On Exhibiting Leadership Qualities

"At Wayfair, we have a concept called 'psychological safety' - you want everyone to be able to speak freely, express concerns or make suggestions humbly."

"You need to have persistence when there are challenges. Things don’t come easy to leaders."

"A lot of bosses give you a task; a leader gives you a goal. Instead of me saying, 'This is what I want,' I ask, 'What are your aspirations? What do you want to be?' and I try to find opportunities to give them."

"Make sure people understand your vision, and what the end product should look like."

"A good leader can be gone for a few days, and everything still runs smoothly."

Untitled design-49.png

Rose Williams

Technical Writer at Threat Stack


A Brief Bio

Rose Williams (she/her) is a technical writer for Threat Stack. A Boston native, Rose ventured a whole hour west and received her BA & MS from Clark University. She returned to Boston in 2014 as a technical writer. She started organizing Boston Write the Docs (WTD) in 2016 after attending the WTD Portland conference. She enjoys the active community and the emphasis on continued learning. Outside work she spends her time partner dancing, biking, and playing DnD. 

What She Wanted To Be When She Grew Up

The pink Power Ranger.

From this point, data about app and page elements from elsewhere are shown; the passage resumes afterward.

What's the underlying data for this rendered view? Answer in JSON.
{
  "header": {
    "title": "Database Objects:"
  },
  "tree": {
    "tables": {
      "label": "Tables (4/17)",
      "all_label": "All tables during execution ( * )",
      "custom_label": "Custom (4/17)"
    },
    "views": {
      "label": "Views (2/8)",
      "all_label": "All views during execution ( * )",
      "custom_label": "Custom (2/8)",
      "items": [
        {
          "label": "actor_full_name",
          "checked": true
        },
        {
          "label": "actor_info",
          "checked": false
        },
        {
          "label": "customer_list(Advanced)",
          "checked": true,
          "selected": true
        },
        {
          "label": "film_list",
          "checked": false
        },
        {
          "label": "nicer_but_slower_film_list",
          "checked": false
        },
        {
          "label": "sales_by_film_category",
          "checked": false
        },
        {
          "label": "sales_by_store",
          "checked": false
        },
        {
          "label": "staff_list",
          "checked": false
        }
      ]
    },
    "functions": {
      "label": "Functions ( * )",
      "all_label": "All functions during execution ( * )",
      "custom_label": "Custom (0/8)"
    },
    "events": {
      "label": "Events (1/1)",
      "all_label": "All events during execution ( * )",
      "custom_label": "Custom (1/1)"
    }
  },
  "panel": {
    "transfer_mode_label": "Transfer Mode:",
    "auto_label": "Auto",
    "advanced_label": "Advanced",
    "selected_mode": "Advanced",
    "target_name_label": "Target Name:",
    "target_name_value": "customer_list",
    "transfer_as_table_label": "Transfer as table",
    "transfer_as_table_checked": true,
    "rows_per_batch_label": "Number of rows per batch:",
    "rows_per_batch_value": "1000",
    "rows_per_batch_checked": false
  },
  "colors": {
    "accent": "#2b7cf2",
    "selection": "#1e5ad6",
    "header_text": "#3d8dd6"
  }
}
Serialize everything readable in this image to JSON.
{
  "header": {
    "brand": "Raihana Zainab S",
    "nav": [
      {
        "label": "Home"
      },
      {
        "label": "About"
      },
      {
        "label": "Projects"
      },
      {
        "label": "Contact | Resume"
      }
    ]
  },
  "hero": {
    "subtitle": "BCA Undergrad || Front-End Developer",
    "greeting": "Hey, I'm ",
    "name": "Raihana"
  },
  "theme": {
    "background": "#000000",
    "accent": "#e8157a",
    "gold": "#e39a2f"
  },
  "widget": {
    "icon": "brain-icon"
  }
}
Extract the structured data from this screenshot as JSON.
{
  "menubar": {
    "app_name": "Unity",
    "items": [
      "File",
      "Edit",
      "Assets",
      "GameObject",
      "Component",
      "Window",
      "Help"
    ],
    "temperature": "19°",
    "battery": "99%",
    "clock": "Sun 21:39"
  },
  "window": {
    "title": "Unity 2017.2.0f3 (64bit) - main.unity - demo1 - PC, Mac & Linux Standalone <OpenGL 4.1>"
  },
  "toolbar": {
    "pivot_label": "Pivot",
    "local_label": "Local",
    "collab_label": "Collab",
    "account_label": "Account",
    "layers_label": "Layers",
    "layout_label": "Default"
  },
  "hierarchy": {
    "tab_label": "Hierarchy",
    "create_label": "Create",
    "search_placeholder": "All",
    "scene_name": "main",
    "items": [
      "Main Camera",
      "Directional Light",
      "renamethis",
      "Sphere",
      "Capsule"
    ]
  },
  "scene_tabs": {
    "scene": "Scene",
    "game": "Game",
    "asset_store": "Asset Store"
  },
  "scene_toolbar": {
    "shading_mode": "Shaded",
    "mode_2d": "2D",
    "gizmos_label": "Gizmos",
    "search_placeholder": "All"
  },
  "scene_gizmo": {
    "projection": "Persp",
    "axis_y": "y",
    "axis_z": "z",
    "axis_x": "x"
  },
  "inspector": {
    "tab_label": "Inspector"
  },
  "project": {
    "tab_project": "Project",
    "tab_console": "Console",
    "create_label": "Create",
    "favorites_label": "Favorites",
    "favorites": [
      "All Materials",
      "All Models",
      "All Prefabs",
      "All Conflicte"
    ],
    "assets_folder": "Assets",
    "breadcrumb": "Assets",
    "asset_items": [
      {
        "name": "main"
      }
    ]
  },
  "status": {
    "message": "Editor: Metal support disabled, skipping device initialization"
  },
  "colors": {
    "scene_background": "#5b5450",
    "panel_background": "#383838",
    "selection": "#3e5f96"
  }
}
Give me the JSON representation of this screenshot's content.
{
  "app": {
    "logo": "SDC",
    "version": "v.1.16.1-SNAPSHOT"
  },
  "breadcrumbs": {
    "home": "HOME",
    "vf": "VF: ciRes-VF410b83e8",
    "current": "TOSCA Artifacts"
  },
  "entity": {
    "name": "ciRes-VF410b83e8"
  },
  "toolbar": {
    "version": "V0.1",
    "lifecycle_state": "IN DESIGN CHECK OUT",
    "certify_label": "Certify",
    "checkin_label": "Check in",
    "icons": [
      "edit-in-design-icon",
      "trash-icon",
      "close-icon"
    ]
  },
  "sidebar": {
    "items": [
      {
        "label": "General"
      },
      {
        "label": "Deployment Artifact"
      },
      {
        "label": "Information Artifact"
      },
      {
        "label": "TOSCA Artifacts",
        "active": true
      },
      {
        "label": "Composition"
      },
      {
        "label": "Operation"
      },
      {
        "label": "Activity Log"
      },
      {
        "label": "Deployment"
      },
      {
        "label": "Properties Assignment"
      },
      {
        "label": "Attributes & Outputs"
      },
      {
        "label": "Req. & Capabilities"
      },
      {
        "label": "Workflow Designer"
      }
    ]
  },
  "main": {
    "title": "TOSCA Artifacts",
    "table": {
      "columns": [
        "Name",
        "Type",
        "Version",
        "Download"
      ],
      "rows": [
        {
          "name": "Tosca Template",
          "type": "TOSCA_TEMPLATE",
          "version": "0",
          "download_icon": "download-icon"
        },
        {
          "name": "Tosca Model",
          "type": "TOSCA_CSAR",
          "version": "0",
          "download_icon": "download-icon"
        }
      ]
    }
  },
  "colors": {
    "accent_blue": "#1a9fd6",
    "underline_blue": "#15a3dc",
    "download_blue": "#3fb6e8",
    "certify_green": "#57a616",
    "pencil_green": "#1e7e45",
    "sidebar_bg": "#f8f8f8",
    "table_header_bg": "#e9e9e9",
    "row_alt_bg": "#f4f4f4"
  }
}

The Moment She Recognized She Was a Leader

As a child she was enrolled in a study on introverted and extroverted children. When another child was crying, she brought a toy over and cheered her up. 

A Few Key Insights From Rose:

On Becoming a Leader

"If your ideas aren’t being heard, make a friend in the company and have them advocate for you."

On Being a Leader

image3 (1).jpg

"Know your bandwidth, and practice saying no. It’s simple, but it’s also very difficult. If someone asks, 'Will you organize this for me?' say 'I can’t give that my full attention, so I have to say no.'"

"People forget to celebrate. Tell people how they’re good at things; that they did a good job. People will want to interact with you if you tell them that they’re awesome."

Untitled design-52.png

Michelle Berman

Marketing Communications Manager at ezCater


A Brief Bio

Michelle helps companies tell their story. At ezCater, a high-growth online marketplace for business catering, Michelle leads marketing communications, public relations, brand management, and social media. She’s a data-first marketer, using data to drive strategy and improve results. Michelle holds a B.S. in Business from the University of New Hampshire and is pursuing her M.S. in Organizational Communication from Northeastern University.

What She Wanted To Be When She Grew Up

A marine biologist.

A Few Key Insights From Michelle:

On Becoming a Leader

image4 (1).jpg

On Being a Leader

"There's a big difference between being aggressive and assertive; it’s about expressing yourself without putting the other person down. As a natural born listener, it takes a lot of work for me to be assertive. I work on it every day."

"When you hire someone new, give them the tools they need, then let them run with it. If they need to, they’ll come and ask you questions. Accept that failure happens sometimes, and guide them."

"Wellness is important. I take a couple hours a night to disconnect and focus on myself."

Do you have any leaders that you look up into the Boston tech space? Comment below to let us know!


Welcome to Our Blog

Get tips on landing your next great role and building your career! 

Subscribe to Weekly Updates